▶ **TASK DIRECTIONS**: Return all the data below as it stands, minus the pictures.

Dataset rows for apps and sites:
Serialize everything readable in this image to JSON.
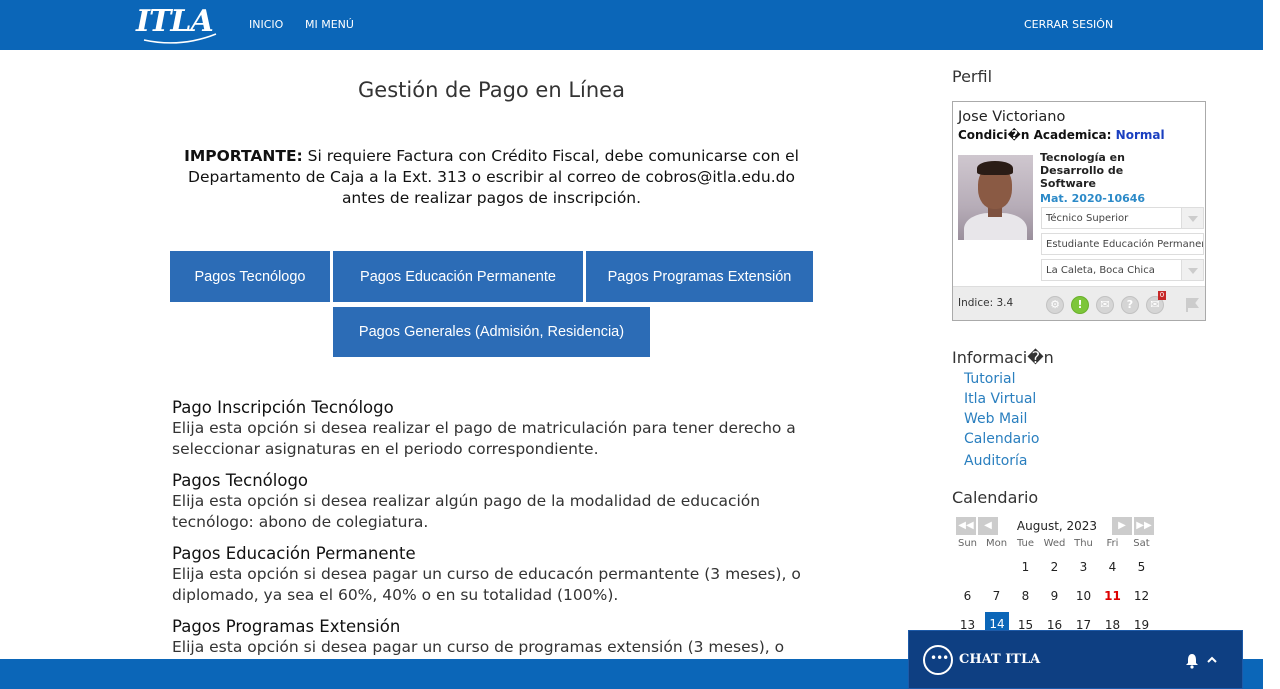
{
  "nav": {
    "logo_text": "ITLA",
    "inicio": "INICIO",
    "mi_menu": "MI MENÚ",
    "logout": "CERRAR SESIÓN"
  },
  "main": {
    "title": "Gestión de Pago en Línea",
    "notice_bold": "IMPORTANTE:",
    "notice_text": " Si requiere Factura con Crédito Fiscal, debe comunicarse con el Departamento de Caja a la Ext. 313 o escribir al correo de cobros@itla.edu.do antes de realizar pagos de inscripción.",
    "buttons": [
      "Pagos Tecnólogo",
      "Pagos Educación Permanente",
      "Pagos Programas Extensión",
      "Pagos Generales (Admisión, Residencia)"
    ],
    "sections": [
      {
        "title": "Pago Inscripción Tecnólogo",
        "text": "Elija esta opción si desea realizar el pago de matriculación para tener derecho a seleccionar asignaturas en el periodo correspondiente."
      },
      {
        "title": "Pagos Tecnólogo",
        "text": "Elija esta opción si desea realizar algún pago de la modalidad de educación tecnólogo: abono de colegiatura."
      },
      {
        "title": "Pagos Educación Permanente",
        "text": "Elija esta opción si desea pagar un curso de educacón permantente (3 meses), o diplomado, ya sea el 60%, 40% o en su totalidad (100%)."
      },
      {
        "title": "Pagos Programas Extensión",
        "text": "Elija esta opción si desea pagar un curso de programas extensión (3 meses), o"
      }
    ]
  },
  "sidebar": {
    "perfil_heading": "Perfil",
    "profile": {
      "name": "Jose Victoriano",
      "condition_label": "Condici�n Academica:",
      "condition_value": "Normal",
      "career": "Tecnología en Desarrollo de Software",
      "matricula": "Mat. 2020-10646",
      "select1": "Técnico Superior",
      "select2": "Estudiante Educación Permanente",
      "select3": "La Caleta, Boca Chica",
      "index": "Indice: 3.4",
      "notif_count": "0"
    },
    "info_heading": "Informaci�n",
    "info_links": [
      "Tutorial",
      "Itla Virtual",
      "Web Mail",
      "Calendario",
      "Auditoría"
    ],
    "calendar_heading": "Calendario",
    "calendar": {
      "month": "August, 2023",
      "prev_year": "◀◀",
      "prev": "◀",
      "next": "▶",
      "next_year": "▶▶",
      "days_of_week": [
        "Sun",
        "Mon",
        "Tue",
        "Wed",
        "Thu",
        "Fri",
        "Sat"
      ],
      "week1": [
        "1",
        "2",
        "3",
        "4",
        "5"
      ],
      "week2": [
        "6",
        "7",
        "8",
        "9",
        "10",
        "11",
        "12"
      ],
      "week3": [
        "13",
        "14",
        "15",
        "16",
        "17",
        "18",
        "19"
      ]
    }
  },
  "chat": {
    "label": "CHAT ITLA"
  },
  "colors": {
    "brand_blue": "#0b66b8",
    "button_blue": "#2c6cb6",
    "chat_navy": "#0e3f82",
    "link_blue": "#2a7fbf"
  }
}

▶ **WRITTEN RESPONSE**:
Serialize everything readable in this image to JSON.
{
  "nav": {
    "logo_text": "ITLA",
    "inicio": "INICIO",
    "mi_menu": "MI MENÚ",
    "logout": "CERRAR SESIÓN"
  },
  "main": {
    "title": "Gestión de Pago en Línea",
    "notice_bold": "IMPORTANTE:",
    "notice_text": " Si requiere Factura con Crédito Fiscal, debe comunicarse con el Departamento de Caja a la Ext. 313 o escribir al correo de cobros@itla.edu.do antes de realizar pagos de inscripción.",
    "buttons": [
      "Pagos Tecnólogo",
      "Pagos Educación Permanente",
      "Pagos Programas Extensión",
      "Pagos Generales (Admisión, Residencia)"
    ],
    "sections": [
      {
        "title": "Pago Inscripción Tecnólogo",
        "text": "Elija esta opción si desea realizar el pago de matriculación para tener derecho a seleccionar asignaturas en el periodo correspondiente."
      },
      {
        "title": "Pagos Tecnólogo",
        "text": "Elija esta opción si desea realizar algún pago de la modalidad de educación tecnólogo: abono de colegiatura."
      },
      {
        "title": "Pagos Educación Permanente",
        "text": "Elija esta opción si desea pagar un curso de educacón permantente (3 meses), o diplomado, ya sea el 60%, 40% o en su totalidad (100%)."
      },
      {
        "title": "Pagos Programas Extensión",
        "text": "Elija esta opción si desea pagar un curso de programas extensión (3 meses), o"
      }
    ]
  },
  "sidebar": {
    "perfil_heading": "Perfil",
    "profile": {
      "name": "Jose Victoriano",
      "condition_label": "Condici�n Academica:",
      "condition_value": "Normal",
      "career": "Tecnología en Desarrollo de Software",
      "matricula": "Mat. 2020-10646",
      "select1": "Técnico Superior",
      "select2": "Estudiante Educación Permanente",
      "select3": "La Caleta, Boca Chica",
      "index": "Indice: 3.4",
      "notif_count": "0"
    },
    "info_heading": "Informaci�n",
    "info_links": [
      "Tutorial",
      "Itla Virtual",
      "Web Mail",
      "Calendario",
      "Auditoría"
    ],
    "calendar_heading": "Calendario",
    "calendar": {
      "month": "August, 2023",
      "prev_year": "◀◀",
      "prev": "◀",
      "next": "▶",
      "next_year": "▶▶",
      "days_of_week": [
        "Sun",
        "Mon",
        "Tue",
        "Wed",
        "Thu",
        "Fri",
        "Sat"
      ],
      "week1": [
        "1",
        "2",
        "3",
        "4",
        "5"
      ],
      "week2": [
        "6",
        "7",
        "8",
        "9",
        "10",
        "11",
        "12"
      ],
      "week3": [
        "13",
        "14",
        "15",
        "16",
        "17",
        "18",
        "19"
      ]
    }
  },
  "chat": {
    "label": "CHAT ITLA"
  },
  "colors": {
    "brand_blue": "#0b66b8",
    "button_blue": "#2c6cb6",
    "chat_navy": "#0e3f82",
    "link_blue": "#2a7fbf"
  }
}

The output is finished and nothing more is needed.